This Monte Carlo would be worth over a hundred thousand dollars. This Monte Carlo would be worth over a hundred thousand dollars.

You'll see a canary yellow car below - that's a really special one. This Cosworth rolled down the line as a paint test car. It's the only Escort RS Cosworth in that particular shade of yellow (there was a richer, egg-yolk yellow available for customers) and all three of the cars live at the Ford Heritage Centre in Dagenham, London.

This is the only RS Cosworth to ever be painted Canary Yellow. This is the only RS Cosworth to ever be painted Canary Yellow.

Purely by chance, I met a chap who used to be a policeman in London's East End during the 90s, a rough area. He said the weird thing about the RS Cosworth is that the joy-riders would steal them, drive them, then park them up. "They didn't burn them," he said. "It was like they respected it."

These things were one of the most sought-after cars in Europe for joy-riders and ram-raiders. These things were one of the most sought-after cars in Europe for joy-riders and ram-raiders.

And what's it like to drive? Amazing. Doesn't matter that it's 20 years old. Apart from a slightly vague gearshift (the car we drove was a mint, low-mileage example), it still felt fast, even driven back-to-back with the Focus. Which we did. The Escort rode a lot better around the East End, pulled hard on the motorway and got a lot of camera phone attention. And it could be relaxed if you wanted it to be, something the jittery, rock-hard Focus has trouble with. The Focus is faster - of course it is - but the lighter Escort was a huge amount of fun.

What's it like to drive? Amazing. Doesn't matter that it's 20 years old. What's it like to drive? Amazing. Doesn't matter that it's 20 years old.

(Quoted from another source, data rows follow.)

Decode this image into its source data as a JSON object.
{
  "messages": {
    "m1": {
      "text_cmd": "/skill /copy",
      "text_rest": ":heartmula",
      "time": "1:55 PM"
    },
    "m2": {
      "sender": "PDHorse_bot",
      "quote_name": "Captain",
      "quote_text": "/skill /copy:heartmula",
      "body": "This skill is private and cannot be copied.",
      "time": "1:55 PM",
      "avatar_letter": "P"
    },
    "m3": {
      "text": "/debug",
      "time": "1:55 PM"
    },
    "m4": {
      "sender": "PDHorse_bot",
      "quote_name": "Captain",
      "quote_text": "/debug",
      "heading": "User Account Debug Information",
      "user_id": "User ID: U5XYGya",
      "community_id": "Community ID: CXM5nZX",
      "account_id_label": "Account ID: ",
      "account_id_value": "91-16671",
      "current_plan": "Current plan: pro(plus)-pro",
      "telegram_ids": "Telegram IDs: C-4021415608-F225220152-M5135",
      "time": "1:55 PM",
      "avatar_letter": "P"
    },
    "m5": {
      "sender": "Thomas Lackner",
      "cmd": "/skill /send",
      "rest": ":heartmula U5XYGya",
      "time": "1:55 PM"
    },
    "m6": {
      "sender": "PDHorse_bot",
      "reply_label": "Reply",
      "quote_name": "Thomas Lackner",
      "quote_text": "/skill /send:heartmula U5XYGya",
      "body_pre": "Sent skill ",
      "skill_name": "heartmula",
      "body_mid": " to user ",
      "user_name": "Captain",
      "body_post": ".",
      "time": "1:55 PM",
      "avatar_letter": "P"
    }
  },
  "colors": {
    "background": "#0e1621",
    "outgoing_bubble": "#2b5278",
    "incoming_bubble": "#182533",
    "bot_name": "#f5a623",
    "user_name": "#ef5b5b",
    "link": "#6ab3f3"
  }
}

I'd think long and hard if I was offered one of them as my only car, but, it would be the Escort.

Would you pick the Escort RS over its Focus grandson? Tell us what you think in the comments.